Why your body is your greatest teacher

Hands up, who is really happy with their body? Really and truly content, with every inch, every wobble, every blemish? I wish I could put my hand up, I really do. I wish I was able to fully and truly radiate in my physical body and love and cherish it for all it brings me.

But I can't, not fully. As much as I have learnt - and am learning - to respect and honour my body, its cycles and changes, its ability to move and sweat and rest and relax, I am still a child of this culture which tells me that there is something not quite good enough.

Perhaps its the belly, and the rounded flesh there, or maybe it's the wide shoulders which don't seem feminine enough, or maybe it's the fine hair which is a long way away from being a lustrous mane. If I wanted to I could find fault with nearly every part of my body, because I spent pretty much all of my teenage years and beyond doing just that. 

I don't say this to get compliments or reassurance. In my heart I know my body serves me, that the soft round belly is a sign of my femininity, that my broad shoulders have helped me carry the grief and loss I received as a child when my main care-givers, my grandparents, passed away and I was left living alone, aged 16. I know my fine black hair has been given to me by the ancestors in my family, and that the grey which is beginning to shoot through is a sign of wisdom.

I am learning, each day, to love and respect my body, for it is my body that teaches me most. If I listen to my body the way I absorb my favourite books then I am gifted with so much; the knowledge of when to rest, of when to sweat, of which yoga postures help me to embody strength and adaptability. 

And when I wobble, when I feel like I'm failing because my body isn't Instagram perfect, I remember that all those beliefs about what it is to be beautiful have been sold to me by a patriarchal capitalist beast that thrives on my inability to feel good about myself. And when I invite in feelings of love and bliss and contentment, I get the opportunity to re-learn that all I need is already inside of me, inside of this body, this weight and height and size, just as it is.

How do you feel about your body? As a messenger from God? Or something to be despised, reviled and changed to something more sexy, feminine, more 'normal'?

That we live in a time when we cannot find bliss in our being in so sad to me. That I have spent so longer trying to beat my body into something my soul cannot survive in is deeply sad, because I know so many other men and women have done the same. 

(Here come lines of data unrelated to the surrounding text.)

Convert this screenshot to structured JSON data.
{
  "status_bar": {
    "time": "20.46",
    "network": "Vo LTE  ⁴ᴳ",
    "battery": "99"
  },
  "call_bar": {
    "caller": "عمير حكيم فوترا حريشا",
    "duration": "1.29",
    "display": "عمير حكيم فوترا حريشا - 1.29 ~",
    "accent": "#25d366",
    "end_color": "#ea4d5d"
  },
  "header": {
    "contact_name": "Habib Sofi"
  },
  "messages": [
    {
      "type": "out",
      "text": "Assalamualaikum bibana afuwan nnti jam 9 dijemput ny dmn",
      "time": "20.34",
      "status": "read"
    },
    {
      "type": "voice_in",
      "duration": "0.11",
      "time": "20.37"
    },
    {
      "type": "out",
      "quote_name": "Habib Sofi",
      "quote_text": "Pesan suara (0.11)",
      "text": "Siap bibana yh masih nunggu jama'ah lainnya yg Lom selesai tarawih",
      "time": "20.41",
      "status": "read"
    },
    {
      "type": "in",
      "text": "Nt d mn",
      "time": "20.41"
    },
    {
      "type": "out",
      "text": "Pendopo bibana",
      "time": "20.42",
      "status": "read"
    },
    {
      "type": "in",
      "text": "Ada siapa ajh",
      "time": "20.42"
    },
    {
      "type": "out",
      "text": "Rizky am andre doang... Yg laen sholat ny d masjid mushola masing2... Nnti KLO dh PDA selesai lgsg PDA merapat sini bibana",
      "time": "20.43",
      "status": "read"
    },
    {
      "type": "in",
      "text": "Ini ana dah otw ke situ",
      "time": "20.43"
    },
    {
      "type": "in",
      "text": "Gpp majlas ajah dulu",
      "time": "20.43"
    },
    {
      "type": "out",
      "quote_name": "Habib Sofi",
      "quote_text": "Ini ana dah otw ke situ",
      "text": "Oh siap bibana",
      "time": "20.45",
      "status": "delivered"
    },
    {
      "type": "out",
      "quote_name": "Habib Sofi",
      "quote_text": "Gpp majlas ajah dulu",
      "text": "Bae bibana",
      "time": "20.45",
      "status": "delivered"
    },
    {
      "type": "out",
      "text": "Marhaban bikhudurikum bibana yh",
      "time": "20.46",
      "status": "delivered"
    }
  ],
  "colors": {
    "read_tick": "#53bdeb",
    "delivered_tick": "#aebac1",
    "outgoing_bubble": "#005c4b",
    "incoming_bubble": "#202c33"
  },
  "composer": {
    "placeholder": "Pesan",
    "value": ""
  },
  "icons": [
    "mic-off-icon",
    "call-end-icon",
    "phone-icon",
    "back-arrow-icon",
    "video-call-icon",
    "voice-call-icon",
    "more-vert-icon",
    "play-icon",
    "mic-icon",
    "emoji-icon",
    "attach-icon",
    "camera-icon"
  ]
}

Our bodies are our connection with spirit. Our bodies give us the messages we need to hear in order to live out our purpose in life. It is sad to think that we all have a unique creativity to offer to this world, and yet so many of us spend our energy not on discovering and then pursuing this creativity, but on trying to chip away and conform our body to an image we have been sold as being the acceptable way. It's exhausting, it's unattainable and it's deeply damaging to our soul.

"Without body there would be no sensations of crossing thresholds, there would be no sense of lifting, no sense of height, weightlessness. All that comes from the body. The body is the rocket launcher. In its nose capsule the soul looks out the window into the mysterious starry night and is dazzled." Clarissa Pinkola Estes

We might not be able to change the images we see in the shop windows on the high street but we can let ourselves looks into the starry sky and be dazzled from the earth of our bodies. Beginning to change our attitudes is not easy work; it requires watchfulness, honesty, support and heaps of compassion. It requires changing the way we consume media images of the female form, to instead look around at all the versions of human form we are presented on the streets around us, and to recognise them all as beautiful and divine. Many of us will need to look at how we eat - not to cut out food groups or calories, but to try and remember when was the last time we ate something with abandon and joy and pleasure, and felt good for it. 

To do this work is courageous. But it is also so vital if we truly learn to accept ourselves, our genetics and ancestory, our quirks and traits, our soul's purpose for being here. Yes by all means embrace being healthy - but a healthy which involves your spirit as well as your body.

Most of all let yourself be guided by how the body feels. At first this might involve a lot of tears as you start to stretch out and acknowledge suppressed memories, emotions, beliefs. When we learn to receive our full range of emotions without labelling them as good or bad, we start to discover the magic in feeling and discovering the beauty not only of the body but in the body.

I would love to hear how you get on.